The following WLST script creates encrypted properties:
. . . create('myProps','Properties') cd('Properties/NO_NAME_0') . . . # Create other properties . . . p=create('javax.net.ssl.trustStoreType', 'Property') p.setValue('JKS') p=create('javax.net.ssl.trustStorePassword', 'Property') p.setEncryptedValueEncrypted(encrypt('securityCommonTrustKeyStorePassPhrase')) . . .
Use SSL to provide both data encryption and strong authentication for network connections to the database server.
The following sections provide additional information on using these features with WebLogic Server.
See JDBC Client-Side Security Features in the Oracle® Database JDBC Developer's Guide.
This section provides additional information on a variety of options that use SSL with data sources and Oracle drivers.
The general requirement when using SSL, regardless of the option, is that you must specify a protocol of
tcps in any url.
For detailed information on configuring and using SSL with Oracle drivers, see:
If you use a provider that requires a password, such as the
javax.net.ssl.keyStorePassword, the value should be stored as an encrypted property. See Using Encrypted Connection Properties.
Oracle wallet can also be used with SSL. By using it correctly, passwords can be eliminated from the JDBC configuration and client/server configuration can be simplified by sharing the wallet). The following is a list of basic requirements to use SSL with Oracle wallet.

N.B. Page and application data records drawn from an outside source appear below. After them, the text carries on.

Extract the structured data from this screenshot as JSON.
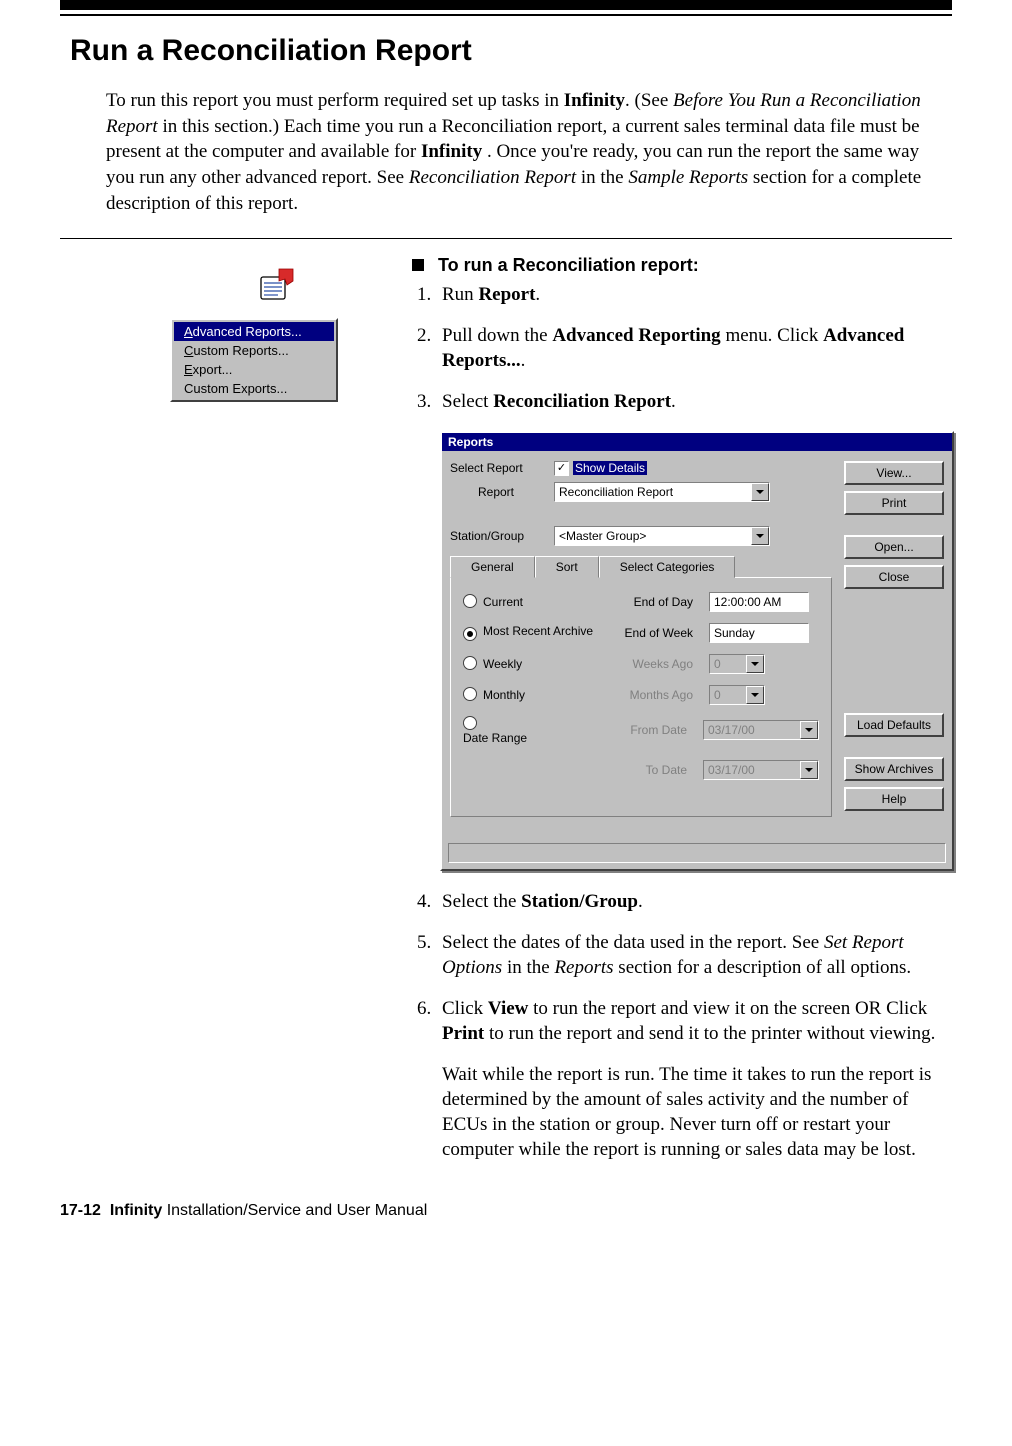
{
  "page": {
    "title": "Run a Reconciliation Report",
    "intro_html": "To run this report you must perform required set up tasks in <b>Infinity</b>. (See <i>Before You Run a Reconciliation Report</i> in this section.) Each time you run a Reconciliation report, a current sales terminal data file must be present at the computer and available for <b>Infinity</b> . Once you're ready, you can run the report the same way you run any other advanced report. See <i>Reconciliation Report</i> in the <i>Sample Reports</i> section for a complete description of this report.",
    "proc_header": "To run a Reconciliation report:",
    "footer_page": "17-12",
    "footer_product": "Infinity",
    "footer_rest": " Installation/Service and User Manual"
  },
  "context_menu": {
    "items": [
      {
        "label_pre": "",
        "accel": "A",
        "label_post": "dvanced Reports...",
        "selected": true
      },
      {
        "label_pre": "",
        "accel": "C",
        "label_post": "ustom Reports...",
        "selected": false
      },
      {
        "label_pre": "",
        "accel": "E",
        "label_post": "xport...",
        "selected": false
      },
      {
        "label_pre": "Custom Exports...",
        "accel": "",
        "label_post": "",
        "selected": false
      }
    ]
  },
  "steps": {
    "s1": "Run <b>Report</b>.",
    "s2": "Pull down the <b>Advanced Reporting</b> menu. Click <b>Advanced Reports...</b>.",
    "s3": "Select <b>Reconciliation Report</b>.",
    "s4": "Select the <b>Station/Group</b>.",
    "s5": "Select the dates of the data used in the report. See <i>Set Report Options</i> in the <i>Reports</i> section for a description of all options.",
    "s6": "Click <b>View</b> to run the report and view it on the screen OR Click <b>Print</b> to run the report and send it to the printer without viewing.",
    "note": "Wait while the report is run. The time it takes to run the report is determined by the amount of sales activity and the number of ECUs in the station or group. Never turn off or restart your computer while the report is running or sales data may be lost."
  },
  "dialog": {
    "title": "Reports",
    "labels": {
      "select_report": "Select Report",
      "report": "Report",
      "show_details": "Show Details",
      "station_group": "Station/Group"
    },
    "report_combo": "Reconciliation Report",
    "station_combo": "<Master Group>",
    "tabs": {
      "general": "General",
      "sort": "Sort",
      "select_categories": "Select Categories"
    },
    "radios": {
      "current": "Current",
      "most_recent": "Most Recent Archive",
      "weekly": "Weekly",
      "monthly": "Monthly",
      "date_range": "Date Range"
    },
    "field_labels": {
      "end_of_day": "End of Day",
      "end_of_week": "End of Week",
      "weeks_ago": "Weeks Ago",
      "months_ago": "Months Ago",
      "from_date": "From Date",
      "to_date": "To Date"
    },
    "field_values": {
      "end_of_day": "12:00:00 AM",
      "end_of_week": "Sunday",
      "weeks_ago": "0",
      "months_ago": "0",
      "from_date": "03/17/00",
      "to_date": "03/17/00"
    },
    "buttons": {
      "view": "View...",
      "print": "Print",
      "open": "Open...",
      "close": "Close",
      "load_defaults": "Load Defaults",
      "show_archives": "Show Archives",
      "help": "Help"
    }
  }
}
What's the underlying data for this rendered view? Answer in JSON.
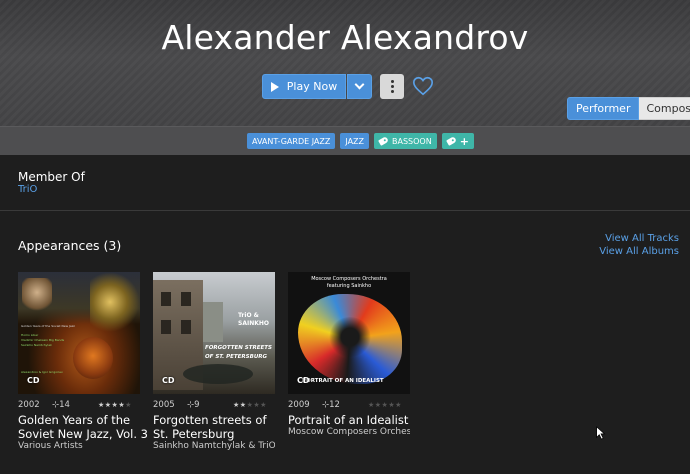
{
  "artist": {
    "name": "Alexander Alexandrov"
  },
  "actions": {
    "play_label": "Play Now",
    "play_icon": "play-icon",
    "dropdown_icon": "chevron-down-icon",
    "more_icon": "more-vertical-icon",
    "favorite_icon": "heart-icon",
    "accent": "#4a90d9"
  },
  "role_toggle": {
    "performer": "Performer",
    "composer": "Composer",
    "selected": "Performer"
  },
  "tags": [
    {
      "label": "AVANT-GARDE JAZZ",
      "color": "#4a90d9"
    },
    {
      "label": "JAZZ",
      "color": "#4a90d9"
    },
    {
      "label": "BASSOON",
      "color": "#3fb6a8",
      "icon": "tag-icon"
    },
    {
      "label": "+",
      "color": "#3fb6a8",
      "icon": "tag-icon"
    }
  ],
  "member_of": {
    "title": "Member Of",
    "groups": [
      "TriO"
    ]
  },
  "appearances": {
    "title": "Appearances (3)",
    "view_all_tracks": "View All Tracks",
    "view_all_albums": "View All Albums",
    "albums": [
      {
        "year": "2002",
        "picks": "14",
        "rating": 4,
        "title": "Golden Years of the Soviet New Jazz, Vol. 3",
        "artist": "Various Artists",
        "format": "CD",
        "cover_text": [
          "Golden Years of the Soviet New Jazz",
          "Homo Liber",
          "Vladimir Chekasin Big Bands",
          "Sainkho Namtchylak",
          "Alexandrov & Igor Grigoriev"
        ]
      },
      {
        "year": "2005",
        "picks": "9",
        "rating": 2,
        "title": "Forgotten streets of St. Petersburg",
        "artist": "Sainkho Namtchylak & TriO",
        "format": "CD",
        "cover_text": [
          "TriO &",
          "SAINKHO",
          "FORGOTTEN STREETS",
          "OF ST. PETERSBURG"
        ]
      },
      {
        "year": "2009",
        "picks": "12",
        "rating": 0,
        "title": "Portrait of an Idealist",
        "artist": "Moscow Composers Orchestra",
        "format": "CD",
        "cover_text": [
          "Moscow Composers Orchestra",
          "featuring Sainkho",
          "PORTRAIT OF AN IDEALIST"
        ]
      }
    ]
  },
  "pick_icon": "pick-icon"
}
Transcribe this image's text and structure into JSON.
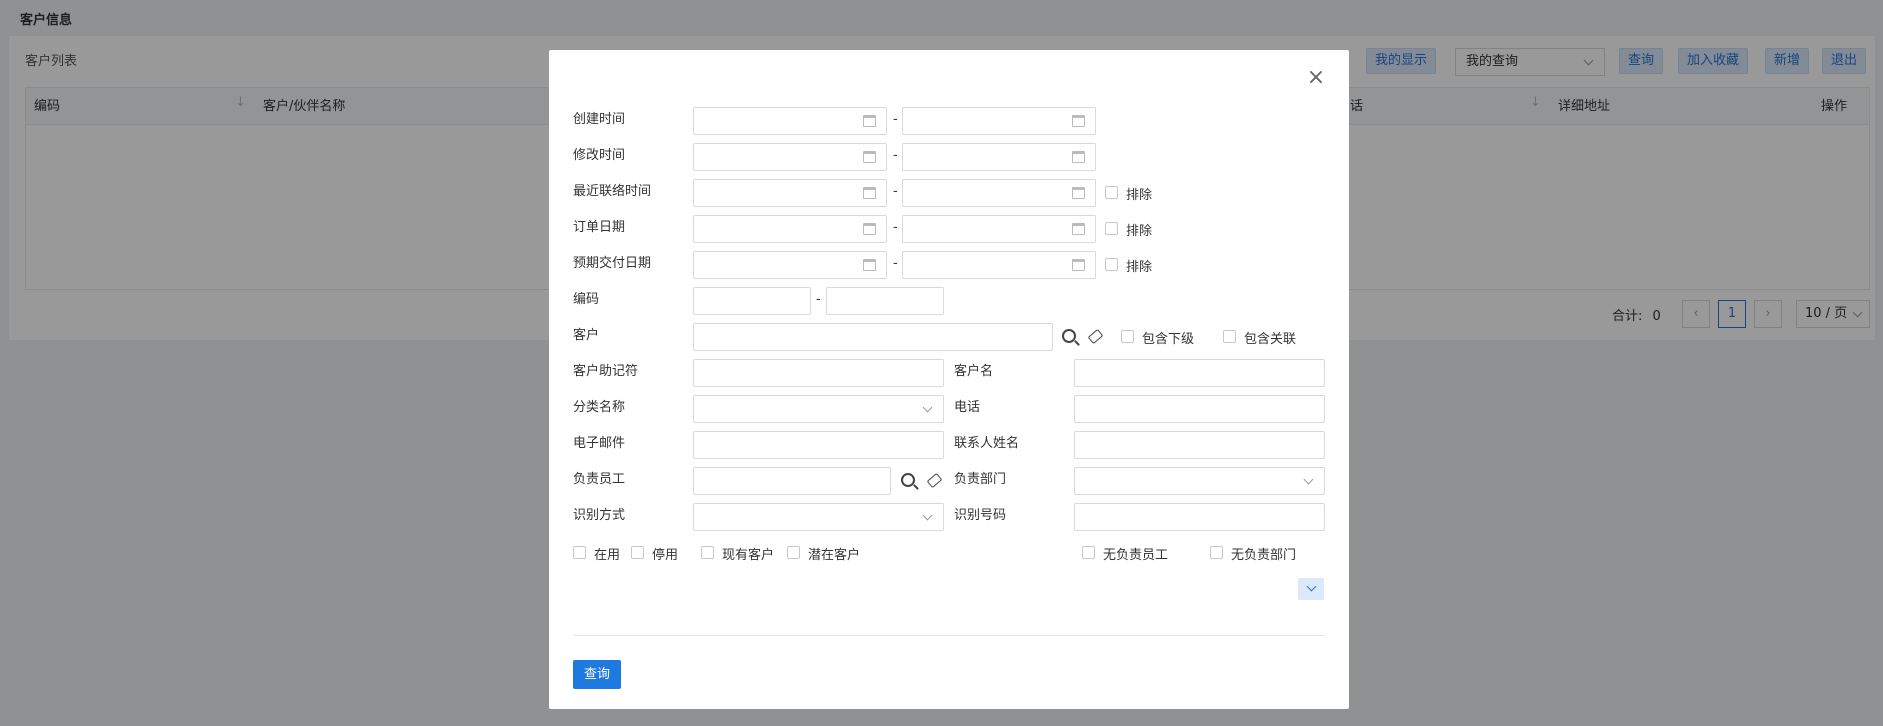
{
  "page": {
    "title": "客户信息",
    "list_title": "客户列表"
  },
  "toolbar": {
    "my_display": "我的显示",
    "my_query_select": "我的查询",
    "query": "查询",
    "add_favorite": "加入收藏",
    "add": "新增",
    "exit": "退出"
  },
  "table": {
    "headers": {
      "code": "编码",
      "partner_name": "客户/伙伴名称",
      "phone_partial": "话",
      "address": "详细地址",
      "action": "操作"
    }
  },
  "pager": {
    "total_label": "合计:",
    "total": "0",
    "current_page": "1",
    "page_size": "10 / 页",
    "prev": "‹",
    "next": "›"
  },
  "modal": {
    "close": "×",
    "range_dash": "-",
    "labels": {
      "created": "创建时间",
      "modified": "修改时间",
      "last_contact": "最近联络时间",
      "order_date": "订单日期",
      "expected_delivery": "预期交付日期",
      "code": "编码",
      "customer": "客户",
      "mnemonic": "客户助记符",
      "customer_name": "客户名",
      "category": "分类名称",
      "phone": "电话",
      "email": "电子邮件",
      "contact_name": "联系人姓名",
      "staff": "负责员工",
      "dept": "负责部门",
      "id_method": "识别方式",
      "id_number": "识别号码"
    },
    "checkboxes": {
      "exclude": "排除",
      "include_sub": "包含下级",
      "include_related": "包含关联",
      "in_use": "在用",
      "disabled": "停用",
      "existing": "现有客户",
      "potential": "潜在客户",
      "no_staff": "无负责员工",
      "no_dept": "无负责部门"
    },
    "query_button": "查询"
  }
}
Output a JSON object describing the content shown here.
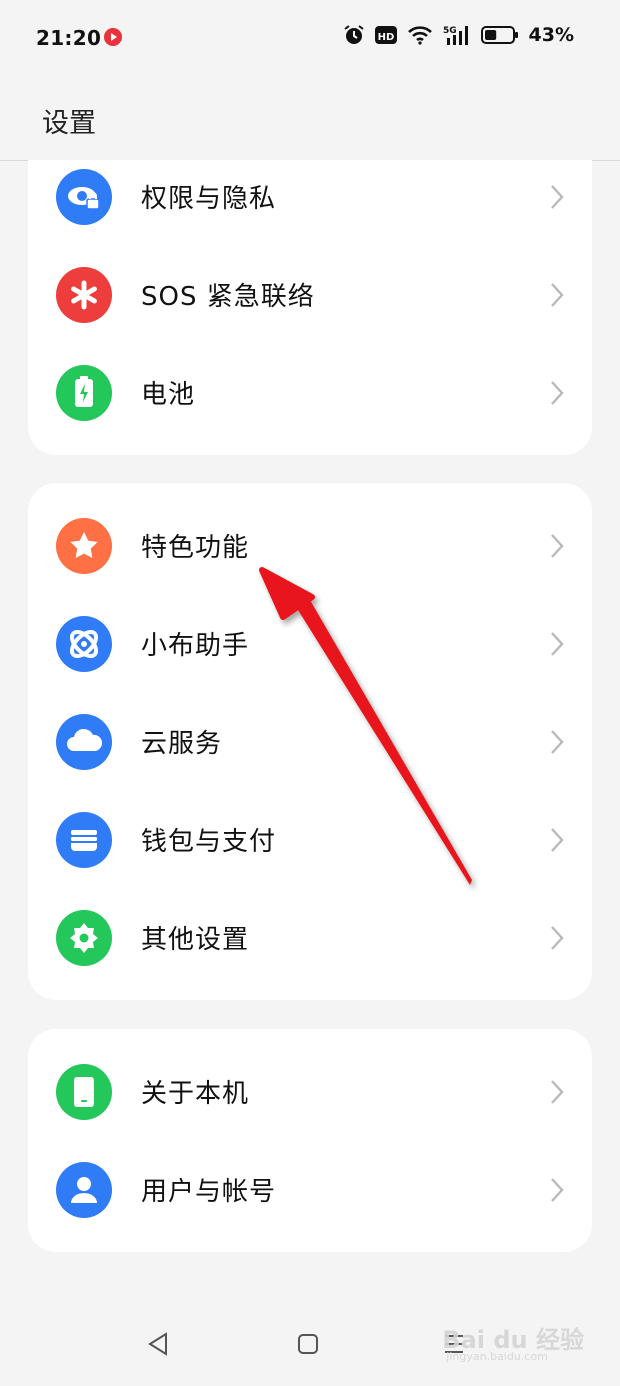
{
  "status_bar": {
    "time": "21:20",
    "battery_percent": "43%",
    "battery_level": 0.43,
    "icons": [
      "recording-icon",
      "alarm-icon",
      "hd-icon",
      "wifi-icon",
      "signal-5g-icon",
      "battery-icon"
    ],
    "network_label": "5G",
    "hd_label": "HD"
  },
  "header": {
    "title": "设置"
  },
  "groups": [
    {
      "items": [
        {
          "label": "权限与隐私",
          "icon": "privacy-eye-lock-icon",
          "color": "#2f7cf6"
        },
        {
          "label": "SOS 紧急联络",
          "icon": "sos-asterisk-icon",
          "color": "#ee3d3d"
        },
        {
          "label": "电池",
          "icon": "battery-charge-icon",
          "color": "#23c75a"
        }
      ]
    },
    {
      "items": [
        {
          "label": "特色功能",
          "icon": "star-icon",
          "color": "#ff7044"
        },
        {
          "label": "小布助手",
          "icon": "assistant-orbit-icon",
          "color": "#2f7cf6"
        },
        {
          "label": "云服务",
          "icon": "cloud-icon",
          "color": "#2f7cf6"
        },
        {
          "label": "钱包与支付",
          "icon": "wallet-icon",
          "color": "#2f7cf6"
        },
        {
          "label": "其他设置",
          "icon": "gear-icon",
          "color": "#23c75a"
        }
      ]
    },
    {
      "items": [
        {
          "label": "关于本机",
          "icon": "phone-icon",
          "color": "#23c75a"
        },
        {
          "label": "用户与帐号",
          "icon": "user-icon",
          "color": "#2f7cf6"
        }
      ]
    }
  ],
  "nav": {
    "buttons": [
      "back-icon",
      "home-icon",
      "menu-icon"
    ]
  },
  "annotation": {
    "arrow_color": "#e8141b"
  },
  "watermark": {
    "text": "Bai du 经验",
    "sub": "jingyan.baidu.com"
  }
}
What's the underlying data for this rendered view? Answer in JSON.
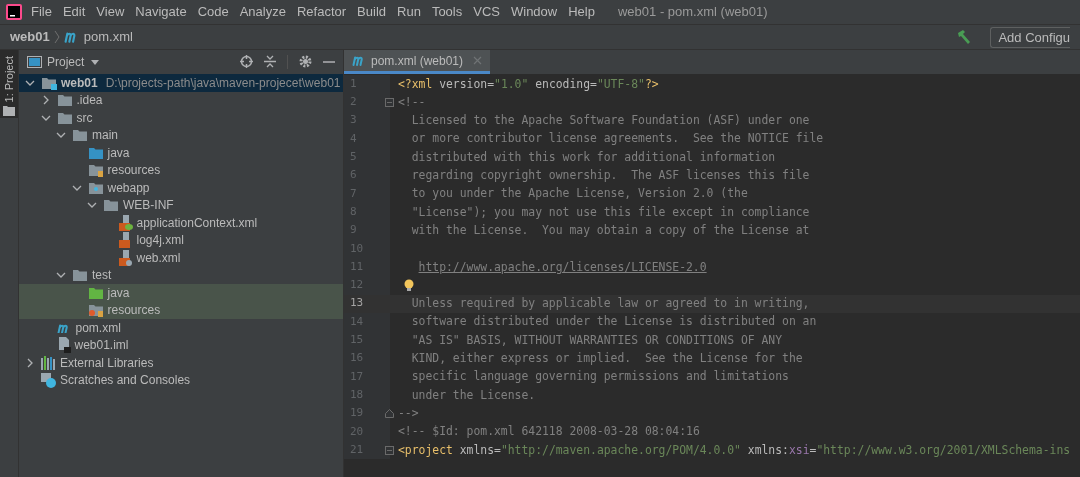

listener.ora files with the location of the wallet. These files also indicate whether or not
SSL_CLIENT_AUTHENTICATION is being used.
If you use an auto-login wallet type, a password is not needed in the data source configuration to open the wallet. The store type for an auto-login wallet is SSO (not JKS or PKCS12) and the file name is
cwallet.sso. If you use another provider type, use the encrypted property type to store the password as an encrypted value in the data source configuration.
Enable the Oracle PKI provider in a WLS startup class using:
Security.insertProviderAt(new oracle.security.pki.OraclePKIProvider (), 3);
For encryption and server authentication, use the datasource connection properties:
javax.net.ssl.trustStore=location of wallet javax.net.ssl.trustStoreType="SSO"
For client authentication, use the datasource connection properties:
javax.net.ssl.keyStore=location of wallet javax.net.ssl.keyStoreType="SSO"
Wallets are created using the orapki. They need to be created based on the usage (encryption or authentication).
Common use cases are:
Encryption and server authentication, which requires just a trust store.
Encryption and authentication of both tiers (client and server), which requires a trust store and a key store.
You can use SSL to secure communication between an Active GridLink (AGL) data source and the Oracle Notification Service (ONS) which is use to provide load balancing information and notification of node up/down events.
Use the following basic steps:
Create an auto-login wallet and use the wallet on the client and server. The following is a sample sequence to create a test wallet for use with ONS.
orapki wallet create -wallet ons -auto_login -pwd ONS_Wallet orapki wallet export -wallet ons -dn "CN=ons_test,C=US" -cert ons/cert.txt -pwd ONS_Wallet orapki wallet export -wallet ons -dn "CN=ons_test,C=US" -cert ons/cert.txt -pwd ONS_Wallet
On the database server side:
Define the wallet file directory in the file
When configuring an AGL datasource, the connection to the ONS must be defined. In addition to the host and port, the wallet file directory must be specified. If you do not provide a password, a SSO wallet is assumed.
To use data encryption with the Oracle Thin driver, you must specify several connection properties, see Configuration Parameters in Oracle® Database Advanced Security Administrator's Guide. The following table maps the encryption and checksum configuration parameters to the string constants required when configuring data source descriptors using the Administration Console or WLST:
Table 15-4 Connection Encryption Parameters and WebLogic Configuration Constants
|Client Configuration Parameter
|WebLogic Server Configuration String Constant